Not something I was going to write about, but I don’t see how I can pass up a post on “Rust”!
From the Oil Drum: “The Cost of Corrosion”.
At $2 trillion per year (the earlier rough estimate for the current cost of corrosion) it would take fifty years to rebuild 100 trillion dollars of infrastructure (across all industries). Since much of our infrastructure is 20, 50 or even 100 years old, renewing it over a period of half a century seems reasonable.
On the other hand, it could be reasonably argued that the condition of our infrastructure is getting worse on average and that the rate of spending needs to increase. But there is a limit to how much a $60 trillion world economy can spend on renewing infrastructure…
Whatever the actual cost is, engineers everywhere have plenty of work ahead; managing ageing infrastructure and delivering new projects, while meeting sustainability challenges and protecting scarce resources…
Should I link to “Hey hey, my my”? Nah, that would be too easy… oh, what the heck. Can I still use it later?
“There’s more to the picture
Than meets the eye…
It’s better to burn out than it is to rust.
The king is gone but he’s not forgotten…”
**This post was originally a personal email that I sent to friends (and may get slightly editted…). I’m responding to Stephen Chu’s appeal “to convince your friends and neighbours of this”. I have a hunch that we need more people doing the convincing directly and one on one, rather than through the “pull” media of websites, newspapers, tv, etc. If it’s coming from reasonably well-informed old hockey teammates, etc., rather than a Nobel physicist, perhaps all the better…**
Well, I know that this note will be a bit out of the blue for many of you, but like the post title (and Neil Young) says – “there comes a time”… This is something important, something I want to “pay forward”.
Right now, we are all understandably concerned and immediately focussed on the global economic turmoil – politicians, business leaders, the media, etc.
But I am convinced we face even larger, urgent challenges with respect to our global energy-environment-economy dilemma.
Why am I writing to you about this? Well, partly because I was inspired by new US. Secretary of Energy Dr. Stephen Chu’s words the night of the recent U.S. Presidential inauguration. At the Environmental Ball, commenting specifically about climate change, he said:
“We all know how serious our challenges are and what the implications would be of unchecked climate change… We are on a path that scares me… We have a hard task ahead of us. What unites us is a concern for a better world for ourselves and our children… You have to convince your friends and your neighbors about this.”

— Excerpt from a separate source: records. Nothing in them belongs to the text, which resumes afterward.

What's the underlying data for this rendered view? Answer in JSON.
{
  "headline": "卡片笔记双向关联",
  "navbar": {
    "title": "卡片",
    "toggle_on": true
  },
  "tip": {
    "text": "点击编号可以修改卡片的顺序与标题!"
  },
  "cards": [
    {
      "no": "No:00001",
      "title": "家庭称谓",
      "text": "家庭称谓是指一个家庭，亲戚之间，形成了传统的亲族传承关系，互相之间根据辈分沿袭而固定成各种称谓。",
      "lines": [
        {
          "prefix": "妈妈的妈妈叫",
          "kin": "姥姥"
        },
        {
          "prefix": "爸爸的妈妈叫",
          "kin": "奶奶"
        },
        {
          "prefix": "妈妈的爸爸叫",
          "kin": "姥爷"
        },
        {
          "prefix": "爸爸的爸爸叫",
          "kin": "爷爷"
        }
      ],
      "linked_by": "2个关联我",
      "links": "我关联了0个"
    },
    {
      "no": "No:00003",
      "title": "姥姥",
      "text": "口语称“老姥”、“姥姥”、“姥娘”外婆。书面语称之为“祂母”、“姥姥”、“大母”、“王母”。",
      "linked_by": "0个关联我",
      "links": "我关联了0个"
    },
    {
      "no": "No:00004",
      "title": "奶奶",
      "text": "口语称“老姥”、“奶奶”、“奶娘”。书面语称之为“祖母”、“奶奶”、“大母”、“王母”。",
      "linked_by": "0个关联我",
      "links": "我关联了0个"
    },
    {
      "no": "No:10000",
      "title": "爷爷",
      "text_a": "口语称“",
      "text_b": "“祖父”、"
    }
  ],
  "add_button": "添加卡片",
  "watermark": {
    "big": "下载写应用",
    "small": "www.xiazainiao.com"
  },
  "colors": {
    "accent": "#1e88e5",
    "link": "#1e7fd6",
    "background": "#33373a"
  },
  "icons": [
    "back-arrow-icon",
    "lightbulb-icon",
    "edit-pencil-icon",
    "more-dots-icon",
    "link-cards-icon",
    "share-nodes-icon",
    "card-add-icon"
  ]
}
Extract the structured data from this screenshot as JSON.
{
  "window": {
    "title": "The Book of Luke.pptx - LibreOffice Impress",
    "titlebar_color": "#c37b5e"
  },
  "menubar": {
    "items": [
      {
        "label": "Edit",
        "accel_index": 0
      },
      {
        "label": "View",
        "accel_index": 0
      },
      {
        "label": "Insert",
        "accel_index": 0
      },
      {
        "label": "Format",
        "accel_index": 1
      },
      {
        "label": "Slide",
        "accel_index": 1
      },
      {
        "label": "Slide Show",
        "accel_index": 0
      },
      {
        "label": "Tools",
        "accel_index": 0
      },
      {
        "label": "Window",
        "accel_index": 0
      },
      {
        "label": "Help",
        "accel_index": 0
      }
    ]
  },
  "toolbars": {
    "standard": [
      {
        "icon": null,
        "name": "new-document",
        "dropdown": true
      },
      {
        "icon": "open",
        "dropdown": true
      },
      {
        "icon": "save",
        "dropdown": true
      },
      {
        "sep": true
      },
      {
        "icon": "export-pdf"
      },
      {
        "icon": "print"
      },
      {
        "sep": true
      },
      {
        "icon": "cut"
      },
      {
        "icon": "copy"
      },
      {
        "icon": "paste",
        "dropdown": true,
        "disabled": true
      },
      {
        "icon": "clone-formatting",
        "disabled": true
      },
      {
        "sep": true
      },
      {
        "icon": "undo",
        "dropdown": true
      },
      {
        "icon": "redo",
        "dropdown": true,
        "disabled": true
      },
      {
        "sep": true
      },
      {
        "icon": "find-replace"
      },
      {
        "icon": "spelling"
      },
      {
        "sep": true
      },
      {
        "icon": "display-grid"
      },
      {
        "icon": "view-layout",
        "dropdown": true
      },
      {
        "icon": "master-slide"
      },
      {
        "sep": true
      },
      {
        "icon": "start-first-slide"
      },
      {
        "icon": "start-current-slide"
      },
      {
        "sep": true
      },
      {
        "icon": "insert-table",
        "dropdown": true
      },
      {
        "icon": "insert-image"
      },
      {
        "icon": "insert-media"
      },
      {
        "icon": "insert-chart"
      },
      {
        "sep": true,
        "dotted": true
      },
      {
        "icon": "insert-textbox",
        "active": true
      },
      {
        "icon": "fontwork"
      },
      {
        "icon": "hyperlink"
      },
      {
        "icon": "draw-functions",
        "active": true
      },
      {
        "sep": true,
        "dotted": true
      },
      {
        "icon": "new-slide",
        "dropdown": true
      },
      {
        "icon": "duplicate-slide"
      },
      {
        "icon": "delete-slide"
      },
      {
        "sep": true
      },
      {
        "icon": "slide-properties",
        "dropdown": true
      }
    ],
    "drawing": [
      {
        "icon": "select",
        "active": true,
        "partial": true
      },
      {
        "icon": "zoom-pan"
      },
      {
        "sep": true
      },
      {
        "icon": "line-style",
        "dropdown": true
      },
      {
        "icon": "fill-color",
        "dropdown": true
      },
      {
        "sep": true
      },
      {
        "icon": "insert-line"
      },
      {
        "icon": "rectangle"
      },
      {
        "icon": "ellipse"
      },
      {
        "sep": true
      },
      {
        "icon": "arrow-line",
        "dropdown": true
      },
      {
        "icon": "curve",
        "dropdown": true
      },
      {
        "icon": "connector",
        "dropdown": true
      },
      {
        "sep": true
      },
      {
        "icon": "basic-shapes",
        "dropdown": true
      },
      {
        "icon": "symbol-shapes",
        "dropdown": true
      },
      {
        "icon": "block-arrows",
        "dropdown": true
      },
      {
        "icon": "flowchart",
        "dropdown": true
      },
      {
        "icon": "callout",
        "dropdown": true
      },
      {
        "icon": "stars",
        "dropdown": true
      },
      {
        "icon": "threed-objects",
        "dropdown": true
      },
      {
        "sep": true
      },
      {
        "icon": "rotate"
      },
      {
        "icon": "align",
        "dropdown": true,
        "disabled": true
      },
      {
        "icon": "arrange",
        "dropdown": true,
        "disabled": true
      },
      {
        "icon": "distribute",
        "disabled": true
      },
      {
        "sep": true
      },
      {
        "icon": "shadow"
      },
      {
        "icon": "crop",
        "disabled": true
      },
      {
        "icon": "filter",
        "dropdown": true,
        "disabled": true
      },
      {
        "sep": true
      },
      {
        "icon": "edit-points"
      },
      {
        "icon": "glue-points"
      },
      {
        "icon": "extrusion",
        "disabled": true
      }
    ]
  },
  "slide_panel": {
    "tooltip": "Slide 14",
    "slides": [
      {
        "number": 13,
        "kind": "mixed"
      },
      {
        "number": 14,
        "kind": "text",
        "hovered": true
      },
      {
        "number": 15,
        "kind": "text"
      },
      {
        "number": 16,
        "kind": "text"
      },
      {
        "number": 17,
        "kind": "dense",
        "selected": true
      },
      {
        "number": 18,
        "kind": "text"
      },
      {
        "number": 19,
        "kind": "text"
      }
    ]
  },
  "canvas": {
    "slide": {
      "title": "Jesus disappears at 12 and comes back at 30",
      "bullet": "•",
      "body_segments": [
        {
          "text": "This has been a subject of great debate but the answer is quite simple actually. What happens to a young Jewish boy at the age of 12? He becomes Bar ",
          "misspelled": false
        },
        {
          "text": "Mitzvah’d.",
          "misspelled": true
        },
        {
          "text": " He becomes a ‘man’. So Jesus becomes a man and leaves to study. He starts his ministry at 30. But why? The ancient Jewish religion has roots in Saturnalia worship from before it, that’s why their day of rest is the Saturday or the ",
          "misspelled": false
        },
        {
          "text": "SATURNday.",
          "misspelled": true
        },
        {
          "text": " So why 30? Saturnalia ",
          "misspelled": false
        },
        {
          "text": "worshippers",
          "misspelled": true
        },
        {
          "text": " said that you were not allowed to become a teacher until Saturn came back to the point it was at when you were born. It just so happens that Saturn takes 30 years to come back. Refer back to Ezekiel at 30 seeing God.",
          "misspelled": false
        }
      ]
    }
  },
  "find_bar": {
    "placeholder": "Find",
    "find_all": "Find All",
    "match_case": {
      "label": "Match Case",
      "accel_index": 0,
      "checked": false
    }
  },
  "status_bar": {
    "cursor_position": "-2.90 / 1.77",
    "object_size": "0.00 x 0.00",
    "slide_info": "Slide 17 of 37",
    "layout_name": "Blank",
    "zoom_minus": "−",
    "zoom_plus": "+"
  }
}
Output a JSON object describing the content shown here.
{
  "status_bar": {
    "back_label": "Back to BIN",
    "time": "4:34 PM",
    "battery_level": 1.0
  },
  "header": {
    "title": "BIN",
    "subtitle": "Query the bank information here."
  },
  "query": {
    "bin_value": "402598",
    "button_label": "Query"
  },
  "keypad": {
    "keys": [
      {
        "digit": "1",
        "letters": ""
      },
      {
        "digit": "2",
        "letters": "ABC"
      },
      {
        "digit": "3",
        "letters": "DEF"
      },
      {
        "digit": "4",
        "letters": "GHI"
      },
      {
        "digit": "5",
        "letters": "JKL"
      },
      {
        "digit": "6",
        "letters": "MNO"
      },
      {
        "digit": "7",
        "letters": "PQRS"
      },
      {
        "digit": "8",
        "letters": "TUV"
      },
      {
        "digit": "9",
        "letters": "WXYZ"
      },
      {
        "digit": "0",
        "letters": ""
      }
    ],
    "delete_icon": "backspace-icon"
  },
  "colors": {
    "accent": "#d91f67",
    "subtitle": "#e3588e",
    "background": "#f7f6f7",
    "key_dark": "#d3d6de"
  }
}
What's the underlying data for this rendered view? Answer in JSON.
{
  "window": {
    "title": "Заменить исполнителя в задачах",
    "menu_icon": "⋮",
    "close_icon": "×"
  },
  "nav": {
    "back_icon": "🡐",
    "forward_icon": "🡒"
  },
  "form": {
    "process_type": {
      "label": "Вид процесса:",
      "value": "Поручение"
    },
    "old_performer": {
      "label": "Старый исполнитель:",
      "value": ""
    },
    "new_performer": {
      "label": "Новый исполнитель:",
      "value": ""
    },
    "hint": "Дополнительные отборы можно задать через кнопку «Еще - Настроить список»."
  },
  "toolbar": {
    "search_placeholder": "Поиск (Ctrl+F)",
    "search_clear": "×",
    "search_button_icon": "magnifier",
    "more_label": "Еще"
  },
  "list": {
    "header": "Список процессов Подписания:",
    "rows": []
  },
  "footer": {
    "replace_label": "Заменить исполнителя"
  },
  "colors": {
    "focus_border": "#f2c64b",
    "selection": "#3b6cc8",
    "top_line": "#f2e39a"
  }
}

So, that’s what I am trying to do.
TED 2009 Prize winner Sylvia Earle discusses the state of the oceans, with striking footage. Her TED Prize wish:
I wish that you would use all means at your disposal – films! expeditions! the web! more! – to ignite public support for a global network of marine protected areas, hope spots large enough to save and restore the ocean, the blue heart of the planet.
“How can I bring you
To the Sea of Madness
I love you so much
It’s gonna bring me sadness
I’ve never seen you
Through these eyes before
Now I don’t believe it.” CSNY…